• REQUIREMENT
Filter the entries, keeping every line with the string "header".

--------------------------------------------------

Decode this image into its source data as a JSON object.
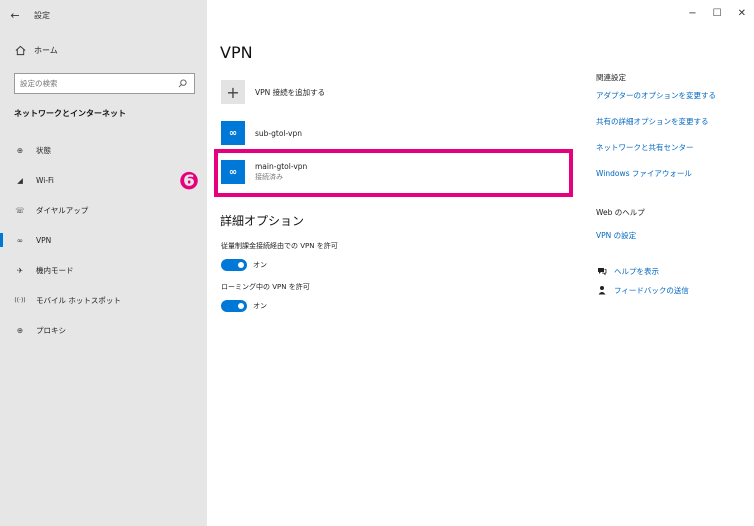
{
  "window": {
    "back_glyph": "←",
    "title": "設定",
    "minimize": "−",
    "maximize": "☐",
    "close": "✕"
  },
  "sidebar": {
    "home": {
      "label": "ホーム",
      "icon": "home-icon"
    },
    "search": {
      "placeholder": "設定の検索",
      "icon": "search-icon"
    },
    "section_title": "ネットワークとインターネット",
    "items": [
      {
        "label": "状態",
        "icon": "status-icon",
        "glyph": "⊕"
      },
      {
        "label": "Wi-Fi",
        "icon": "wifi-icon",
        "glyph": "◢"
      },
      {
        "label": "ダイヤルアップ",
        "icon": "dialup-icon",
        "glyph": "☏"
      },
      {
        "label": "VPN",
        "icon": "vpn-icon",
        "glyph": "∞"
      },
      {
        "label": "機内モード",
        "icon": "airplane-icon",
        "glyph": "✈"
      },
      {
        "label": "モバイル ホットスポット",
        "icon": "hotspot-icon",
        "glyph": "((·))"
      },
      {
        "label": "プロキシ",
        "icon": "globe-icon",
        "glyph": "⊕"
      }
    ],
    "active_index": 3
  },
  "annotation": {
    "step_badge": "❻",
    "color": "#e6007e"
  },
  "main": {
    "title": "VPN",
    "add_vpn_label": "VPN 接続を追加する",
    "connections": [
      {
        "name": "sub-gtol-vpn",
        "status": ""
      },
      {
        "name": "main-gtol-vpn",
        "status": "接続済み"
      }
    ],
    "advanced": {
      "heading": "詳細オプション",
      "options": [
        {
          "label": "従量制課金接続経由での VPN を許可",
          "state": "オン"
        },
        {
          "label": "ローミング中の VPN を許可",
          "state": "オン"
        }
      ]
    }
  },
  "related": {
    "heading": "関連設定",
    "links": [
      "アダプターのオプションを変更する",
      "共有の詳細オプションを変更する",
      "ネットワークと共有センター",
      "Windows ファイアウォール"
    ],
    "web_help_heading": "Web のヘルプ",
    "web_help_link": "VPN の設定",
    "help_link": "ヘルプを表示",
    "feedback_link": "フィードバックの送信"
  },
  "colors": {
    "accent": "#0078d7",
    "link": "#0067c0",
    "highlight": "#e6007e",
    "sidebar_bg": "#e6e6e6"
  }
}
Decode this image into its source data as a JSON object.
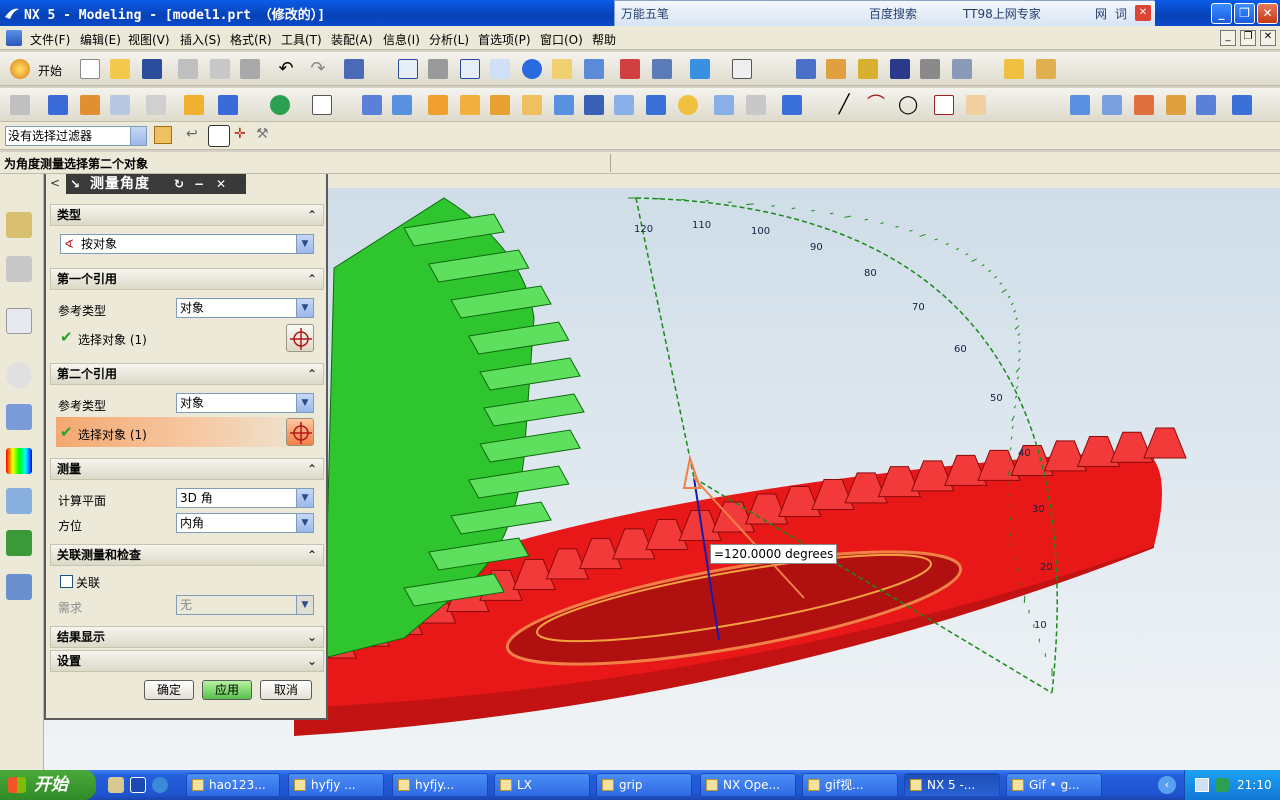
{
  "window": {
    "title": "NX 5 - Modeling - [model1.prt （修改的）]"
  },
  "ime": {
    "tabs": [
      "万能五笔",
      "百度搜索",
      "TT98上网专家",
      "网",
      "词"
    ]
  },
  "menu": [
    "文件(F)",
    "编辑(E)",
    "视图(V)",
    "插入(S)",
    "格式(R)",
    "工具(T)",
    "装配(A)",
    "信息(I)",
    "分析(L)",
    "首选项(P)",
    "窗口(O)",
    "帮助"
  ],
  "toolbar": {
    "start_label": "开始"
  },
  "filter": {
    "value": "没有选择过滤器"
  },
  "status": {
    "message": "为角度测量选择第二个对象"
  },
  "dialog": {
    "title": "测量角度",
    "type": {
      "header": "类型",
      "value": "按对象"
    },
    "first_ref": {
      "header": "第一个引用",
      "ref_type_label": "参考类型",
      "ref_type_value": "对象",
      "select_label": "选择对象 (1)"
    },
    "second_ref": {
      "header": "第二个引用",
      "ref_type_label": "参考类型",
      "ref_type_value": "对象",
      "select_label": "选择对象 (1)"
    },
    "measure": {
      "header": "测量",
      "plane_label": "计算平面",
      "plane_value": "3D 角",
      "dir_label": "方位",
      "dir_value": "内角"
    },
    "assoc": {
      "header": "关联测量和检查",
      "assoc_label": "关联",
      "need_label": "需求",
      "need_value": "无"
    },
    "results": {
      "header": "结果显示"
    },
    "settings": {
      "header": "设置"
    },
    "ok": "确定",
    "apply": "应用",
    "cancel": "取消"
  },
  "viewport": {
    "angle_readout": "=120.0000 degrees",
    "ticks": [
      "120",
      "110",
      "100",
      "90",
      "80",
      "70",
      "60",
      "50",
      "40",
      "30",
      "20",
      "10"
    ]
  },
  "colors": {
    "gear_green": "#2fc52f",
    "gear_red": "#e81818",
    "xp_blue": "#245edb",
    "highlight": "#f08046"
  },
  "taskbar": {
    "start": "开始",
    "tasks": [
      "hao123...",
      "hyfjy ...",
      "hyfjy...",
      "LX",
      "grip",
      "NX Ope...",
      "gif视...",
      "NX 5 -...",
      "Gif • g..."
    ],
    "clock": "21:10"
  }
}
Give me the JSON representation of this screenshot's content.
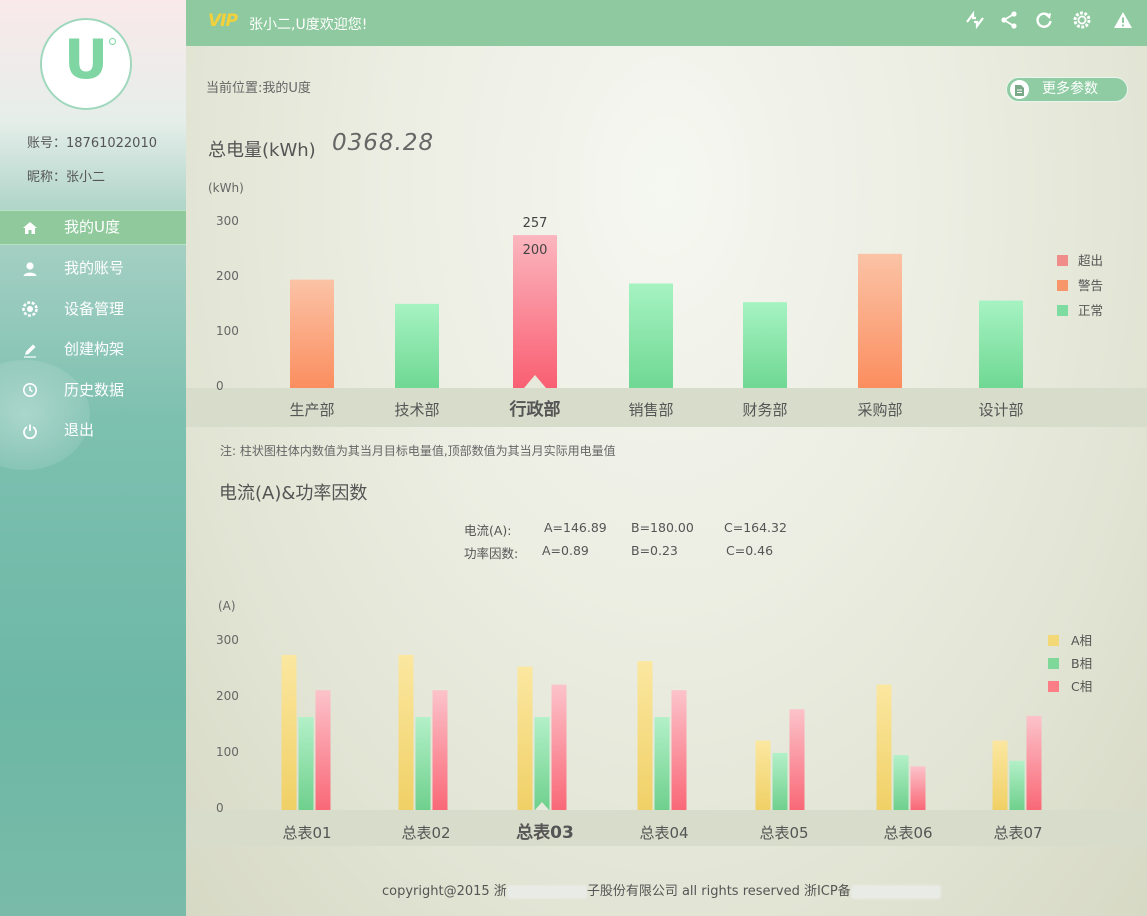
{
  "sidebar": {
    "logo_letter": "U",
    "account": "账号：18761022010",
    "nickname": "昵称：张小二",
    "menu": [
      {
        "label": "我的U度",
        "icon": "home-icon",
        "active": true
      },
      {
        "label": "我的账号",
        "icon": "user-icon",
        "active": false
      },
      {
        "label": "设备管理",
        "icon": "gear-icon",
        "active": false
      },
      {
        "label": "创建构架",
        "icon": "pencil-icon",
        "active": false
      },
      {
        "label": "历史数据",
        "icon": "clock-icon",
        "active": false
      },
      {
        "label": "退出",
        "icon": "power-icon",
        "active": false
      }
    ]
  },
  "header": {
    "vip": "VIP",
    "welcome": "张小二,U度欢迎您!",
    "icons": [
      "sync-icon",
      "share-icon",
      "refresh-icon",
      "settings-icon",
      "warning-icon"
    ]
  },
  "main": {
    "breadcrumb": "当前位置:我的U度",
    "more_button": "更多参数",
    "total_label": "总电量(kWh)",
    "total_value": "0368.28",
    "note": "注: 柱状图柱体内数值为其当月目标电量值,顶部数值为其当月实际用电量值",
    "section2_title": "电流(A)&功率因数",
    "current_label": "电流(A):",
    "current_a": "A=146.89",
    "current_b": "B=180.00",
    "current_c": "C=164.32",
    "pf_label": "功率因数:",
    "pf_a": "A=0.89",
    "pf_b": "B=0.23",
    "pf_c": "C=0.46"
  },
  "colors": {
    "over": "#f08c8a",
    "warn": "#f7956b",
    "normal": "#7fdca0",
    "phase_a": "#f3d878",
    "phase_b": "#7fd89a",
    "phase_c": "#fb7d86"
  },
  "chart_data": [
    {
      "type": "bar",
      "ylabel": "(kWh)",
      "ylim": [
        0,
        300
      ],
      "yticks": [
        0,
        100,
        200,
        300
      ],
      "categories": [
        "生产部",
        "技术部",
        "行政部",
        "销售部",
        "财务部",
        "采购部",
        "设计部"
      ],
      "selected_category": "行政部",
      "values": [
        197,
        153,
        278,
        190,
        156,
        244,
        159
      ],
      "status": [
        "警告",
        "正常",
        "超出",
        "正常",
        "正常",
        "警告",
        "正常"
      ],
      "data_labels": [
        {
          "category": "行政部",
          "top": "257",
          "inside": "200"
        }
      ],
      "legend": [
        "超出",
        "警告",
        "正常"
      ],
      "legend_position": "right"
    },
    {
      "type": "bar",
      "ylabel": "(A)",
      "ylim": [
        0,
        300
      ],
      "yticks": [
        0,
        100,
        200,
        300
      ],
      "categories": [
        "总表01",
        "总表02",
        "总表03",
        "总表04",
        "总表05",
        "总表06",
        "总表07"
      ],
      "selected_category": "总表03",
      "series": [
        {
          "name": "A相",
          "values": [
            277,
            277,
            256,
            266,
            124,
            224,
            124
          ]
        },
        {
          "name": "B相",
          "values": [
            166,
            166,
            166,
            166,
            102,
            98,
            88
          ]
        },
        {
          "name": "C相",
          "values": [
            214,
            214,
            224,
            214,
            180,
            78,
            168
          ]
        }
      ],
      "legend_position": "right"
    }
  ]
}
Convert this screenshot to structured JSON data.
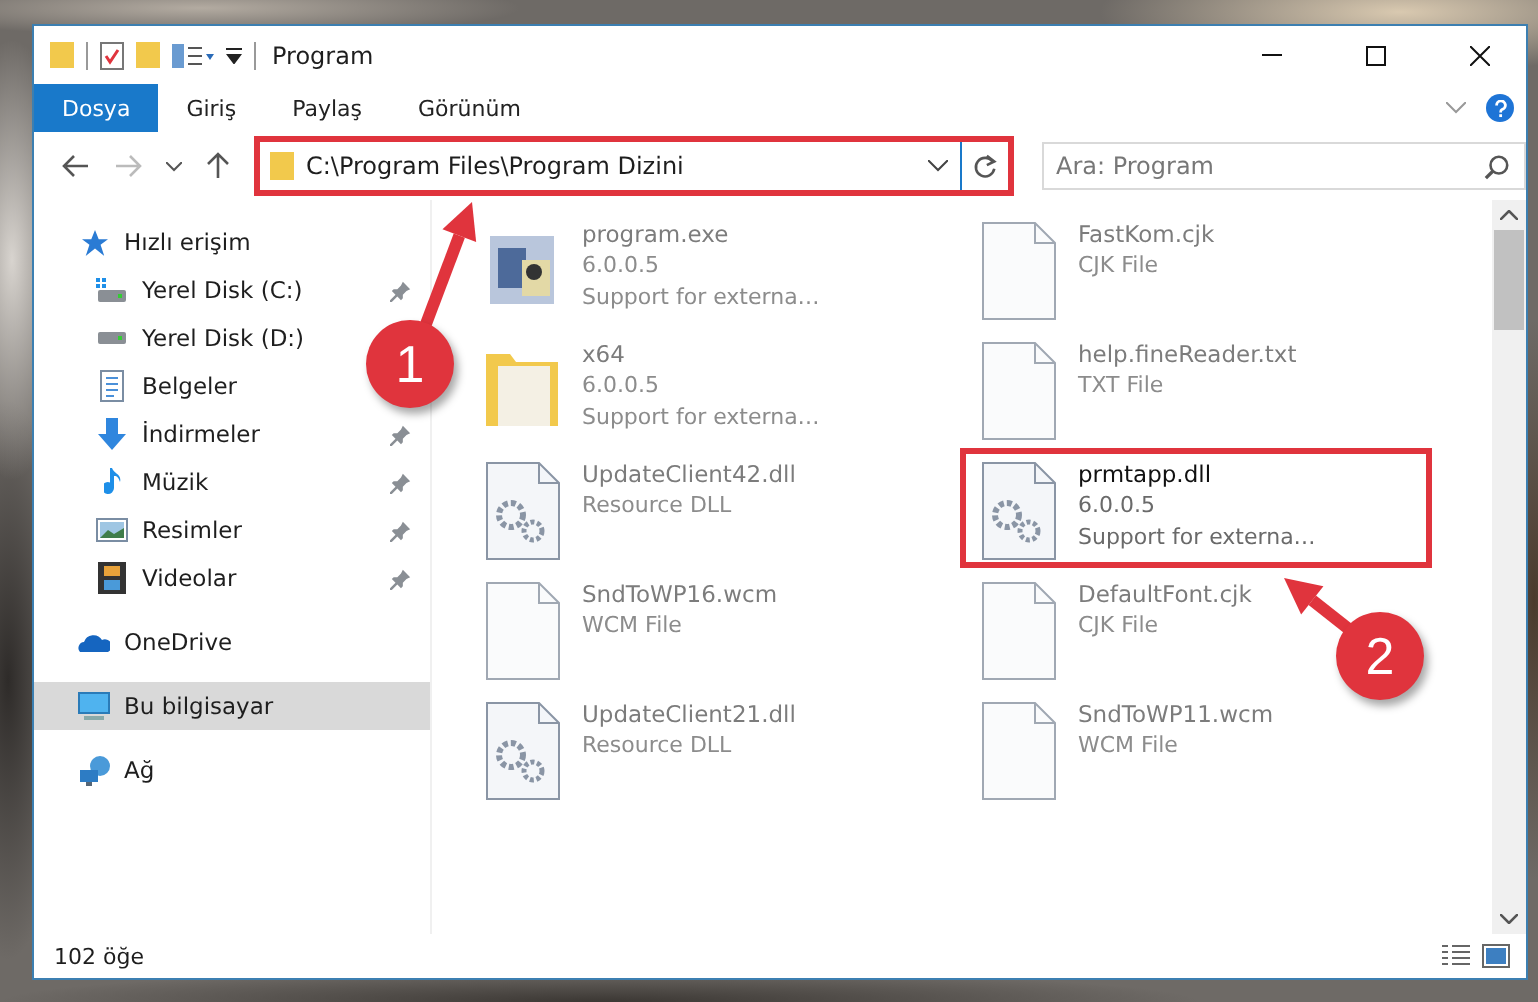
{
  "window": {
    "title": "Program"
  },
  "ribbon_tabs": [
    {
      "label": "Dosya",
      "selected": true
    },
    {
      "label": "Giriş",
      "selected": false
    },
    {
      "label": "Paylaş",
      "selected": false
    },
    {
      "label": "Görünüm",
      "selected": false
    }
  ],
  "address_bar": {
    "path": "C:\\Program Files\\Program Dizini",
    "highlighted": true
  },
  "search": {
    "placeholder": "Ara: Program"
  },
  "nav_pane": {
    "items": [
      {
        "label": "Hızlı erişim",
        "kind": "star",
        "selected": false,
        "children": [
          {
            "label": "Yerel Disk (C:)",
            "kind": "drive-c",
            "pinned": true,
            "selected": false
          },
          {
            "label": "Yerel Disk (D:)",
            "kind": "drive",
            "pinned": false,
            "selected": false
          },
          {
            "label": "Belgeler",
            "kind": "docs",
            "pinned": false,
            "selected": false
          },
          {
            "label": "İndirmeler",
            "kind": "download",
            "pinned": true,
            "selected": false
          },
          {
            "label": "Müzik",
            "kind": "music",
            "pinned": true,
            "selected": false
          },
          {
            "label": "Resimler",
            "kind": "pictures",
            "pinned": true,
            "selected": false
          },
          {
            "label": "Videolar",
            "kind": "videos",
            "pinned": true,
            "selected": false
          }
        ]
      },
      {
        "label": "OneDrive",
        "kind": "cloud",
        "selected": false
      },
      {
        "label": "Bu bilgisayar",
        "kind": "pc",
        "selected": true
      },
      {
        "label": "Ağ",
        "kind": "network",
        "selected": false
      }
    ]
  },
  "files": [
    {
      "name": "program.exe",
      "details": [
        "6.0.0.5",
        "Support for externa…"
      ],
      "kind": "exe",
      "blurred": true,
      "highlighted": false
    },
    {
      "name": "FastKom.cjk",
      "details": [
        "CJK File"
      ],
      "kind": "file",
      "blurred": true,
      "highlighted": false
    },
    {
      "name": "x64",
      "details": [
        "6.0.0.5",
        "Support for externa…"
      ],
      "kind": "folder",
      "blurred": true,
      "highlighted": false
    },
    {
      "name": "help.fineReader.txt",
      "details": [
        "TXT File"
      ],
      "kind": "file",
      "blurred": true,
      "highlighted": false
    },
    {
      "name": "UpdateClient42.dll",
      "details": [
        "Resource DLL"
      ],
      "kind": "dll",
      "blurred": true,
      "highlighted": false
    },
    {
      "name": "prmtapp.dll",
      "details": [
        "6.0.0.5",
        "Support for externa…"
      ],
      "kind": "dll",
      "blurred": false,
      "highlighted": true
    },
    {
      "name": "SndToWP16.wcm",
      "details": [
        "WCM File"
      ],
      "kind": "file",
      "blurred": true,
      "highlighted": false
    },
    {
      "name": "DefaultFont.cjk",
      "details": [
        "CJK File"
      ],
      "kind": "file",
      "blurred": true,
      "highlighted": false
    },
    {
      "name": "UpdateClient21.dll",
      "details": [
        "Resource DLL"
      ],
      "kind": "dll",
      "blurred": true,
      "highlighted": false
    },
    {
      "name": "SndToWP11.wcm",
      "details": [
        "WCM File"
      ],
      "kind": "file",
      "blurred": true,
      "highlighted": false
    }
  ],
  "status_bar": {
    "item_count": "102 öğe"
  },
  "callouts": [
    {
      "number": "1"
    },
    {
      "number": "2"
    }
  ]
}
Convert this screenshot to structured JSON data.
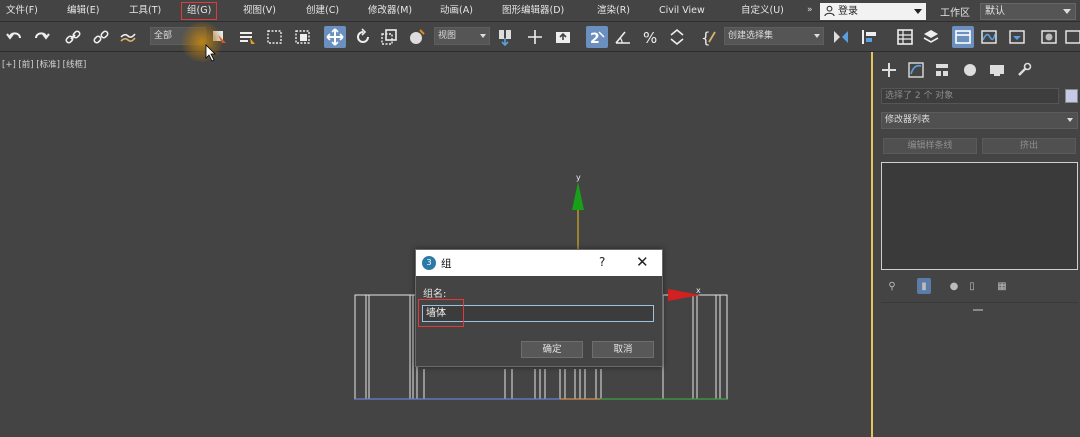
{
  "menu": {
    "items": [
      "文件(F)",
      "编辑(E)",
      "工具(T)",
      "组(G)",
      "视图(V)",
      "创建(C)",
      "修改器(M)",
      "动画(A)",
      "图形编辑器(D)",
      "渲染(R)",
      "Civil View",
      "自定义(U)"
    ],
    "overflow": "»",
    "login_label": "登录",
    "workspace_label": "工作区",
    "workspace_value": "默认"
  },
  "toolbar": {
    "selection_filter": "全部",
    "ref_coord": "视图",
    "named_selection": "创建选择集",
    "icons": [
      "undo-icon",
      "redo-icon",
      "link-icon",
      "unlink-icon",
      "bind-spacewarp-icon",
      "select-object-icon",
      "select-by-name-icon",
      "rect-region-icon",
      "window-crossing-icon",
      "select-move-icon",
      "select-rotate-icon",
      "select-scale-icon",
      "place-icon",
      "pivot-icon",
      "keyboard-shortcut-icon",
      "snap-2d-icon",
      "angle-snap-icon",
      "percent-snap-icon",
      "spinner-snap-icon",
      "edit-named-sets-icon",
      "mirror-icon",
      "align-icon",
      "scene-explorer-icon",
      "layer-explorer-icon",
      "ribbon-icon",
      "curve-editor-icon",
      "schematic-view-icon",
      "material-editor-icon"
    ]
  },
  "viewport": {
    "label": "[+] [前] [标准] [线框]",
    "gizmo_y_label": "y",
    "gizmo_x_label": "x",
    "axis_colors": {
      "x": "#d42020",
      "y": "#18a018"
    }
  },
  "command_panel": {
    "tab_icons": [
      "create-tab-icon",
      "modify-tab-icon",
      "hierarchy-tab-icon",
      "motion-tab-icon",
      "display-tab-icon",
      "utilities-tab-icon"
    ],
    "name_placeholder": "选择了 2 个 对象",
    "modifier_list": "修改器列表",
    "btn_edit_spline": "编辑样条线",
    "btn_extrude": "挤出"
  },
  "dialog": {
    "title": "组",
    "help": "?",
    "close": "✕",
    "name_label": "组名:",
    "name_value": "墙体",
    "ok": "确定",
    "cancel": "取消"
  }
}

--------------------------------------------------

• ANSWER TO THIS PROBLEM
      "header": "类型",
      "header": "第一个引用",
      "header": "第二个引用",
      "header": "测量",
      "header": "关联测量和检查",
      "header": "结果显示"
      "header": "设置"
  "header": {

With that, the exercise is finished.